## TASK INSTRUCTIONS
For the string "child", search the entries below and copy every line where it appears.

=== Begin Enclosure ===

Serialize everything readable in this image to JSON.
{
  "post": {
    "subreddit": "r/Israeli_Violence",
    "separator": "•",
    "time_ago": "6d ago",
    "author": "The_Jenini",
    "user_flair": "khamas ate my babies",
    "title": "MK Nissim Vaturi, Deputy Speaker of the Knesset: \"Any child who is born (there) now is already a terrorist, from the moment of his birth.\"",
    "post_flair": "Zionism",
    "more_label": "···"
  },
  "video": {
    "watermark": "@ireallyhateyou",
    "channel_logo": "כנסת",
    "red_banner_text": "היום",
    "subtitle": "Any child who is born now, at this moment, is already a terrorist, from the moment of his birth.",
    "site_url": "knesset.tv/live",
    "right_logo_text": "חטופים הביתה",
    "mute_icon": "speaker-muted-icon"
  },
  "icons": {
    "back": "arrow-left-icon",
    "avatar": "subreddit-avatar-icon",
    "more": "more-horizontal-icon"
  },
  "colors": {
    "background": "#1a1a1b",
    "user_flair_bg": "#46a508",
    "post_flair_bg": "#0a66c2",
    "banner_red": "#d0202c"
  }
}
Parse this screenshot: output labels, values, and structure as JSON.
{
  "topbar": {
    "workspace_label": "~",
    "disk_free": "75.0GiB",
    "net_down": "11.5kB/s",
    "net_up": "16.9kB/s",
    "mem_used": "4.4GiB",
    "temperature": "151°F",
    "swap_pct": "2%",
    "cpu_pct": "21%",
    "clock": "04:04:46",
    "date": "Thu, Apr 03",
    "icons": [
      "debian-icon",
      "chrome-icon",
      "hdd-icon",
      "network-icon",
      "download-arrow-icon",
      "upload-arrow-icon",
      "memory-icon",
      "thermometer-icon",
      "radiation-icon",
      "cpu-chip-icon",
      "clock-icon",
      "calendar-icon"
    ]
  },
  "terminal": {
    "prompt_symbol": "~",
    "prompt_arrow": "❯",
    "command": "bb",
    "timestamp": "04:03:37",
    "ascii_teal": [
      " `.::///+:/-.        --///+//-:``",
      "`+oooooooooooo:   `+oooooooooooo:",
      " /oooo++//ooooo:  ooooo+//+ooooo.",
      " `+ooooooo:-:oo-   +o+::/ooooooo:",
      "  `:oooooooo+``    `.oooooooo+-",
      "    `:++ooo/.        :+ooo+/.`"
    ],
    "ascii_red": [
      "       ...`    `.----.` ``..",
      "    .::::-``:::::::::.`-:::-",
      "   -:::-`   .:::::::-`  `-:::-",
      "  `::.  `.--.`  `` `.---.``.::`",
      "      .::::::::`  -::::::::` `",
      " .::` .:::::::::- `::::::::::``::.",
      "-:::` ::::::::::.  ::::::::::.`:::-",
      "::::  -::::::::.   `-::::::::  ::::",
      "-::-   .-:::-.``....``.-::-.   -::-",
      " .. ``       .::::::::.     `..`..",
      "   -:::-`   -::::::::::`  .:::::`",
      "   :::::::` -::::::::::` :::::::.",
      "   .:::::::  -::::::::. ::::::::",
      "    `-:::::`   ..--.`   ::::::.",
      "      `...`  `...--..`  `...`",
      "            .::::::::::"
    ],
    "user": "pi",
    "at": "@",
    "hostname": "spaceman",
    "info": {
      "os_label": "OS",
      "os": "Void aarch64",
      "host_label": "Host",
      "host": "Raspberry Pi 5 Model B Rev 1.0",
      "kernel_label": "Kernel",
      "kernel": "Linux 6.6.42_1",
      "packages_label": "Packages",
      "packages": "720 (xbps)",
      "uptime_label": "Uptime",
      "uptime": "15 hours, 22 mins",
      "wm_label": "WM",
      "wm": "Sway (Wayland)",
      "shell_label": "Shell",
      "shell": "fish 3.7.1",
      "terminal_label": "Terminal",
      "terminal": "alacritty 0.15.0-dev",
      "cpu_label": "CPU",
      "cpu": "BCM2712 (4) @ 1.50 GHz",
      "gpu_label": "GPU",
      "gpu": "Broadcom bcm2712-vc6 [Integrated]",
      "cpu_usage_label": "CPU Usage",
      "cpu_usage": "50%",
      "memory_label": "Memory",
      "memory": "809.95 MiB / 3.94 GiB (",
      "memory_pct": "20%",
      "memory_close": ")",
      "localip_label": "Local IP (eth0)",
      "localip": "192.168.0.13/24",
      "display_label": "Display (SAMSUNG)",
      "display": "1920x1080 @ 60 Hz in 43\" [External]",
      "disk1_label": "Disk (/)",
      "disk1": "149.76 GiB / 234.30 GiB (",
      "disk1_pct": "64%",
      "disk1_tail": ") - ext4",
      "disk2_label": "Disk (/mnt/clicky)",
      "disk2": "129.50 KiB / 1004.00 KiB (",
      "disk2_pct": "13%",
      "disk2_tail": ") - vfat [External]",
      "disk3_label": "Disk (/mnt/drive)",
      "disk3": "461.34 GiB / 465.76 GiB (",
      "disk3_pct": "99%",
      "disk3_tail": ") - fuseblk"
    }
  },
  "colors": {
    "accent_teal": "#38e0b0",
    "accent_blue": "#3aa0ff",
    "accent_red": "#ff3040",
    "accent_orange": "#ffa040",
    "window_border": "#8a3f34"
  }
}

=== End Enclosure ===

## FINISHED TASK
    "title": "MK Nissim Vaturi, Deputy Speaker of the Knesset: \"Any child who is born (there) now is already a terrorist, from the moment of his birth.\"",
    "subtitle": "Any child who is born now, at this moment, is already a terrorist, from the moment of his birth.",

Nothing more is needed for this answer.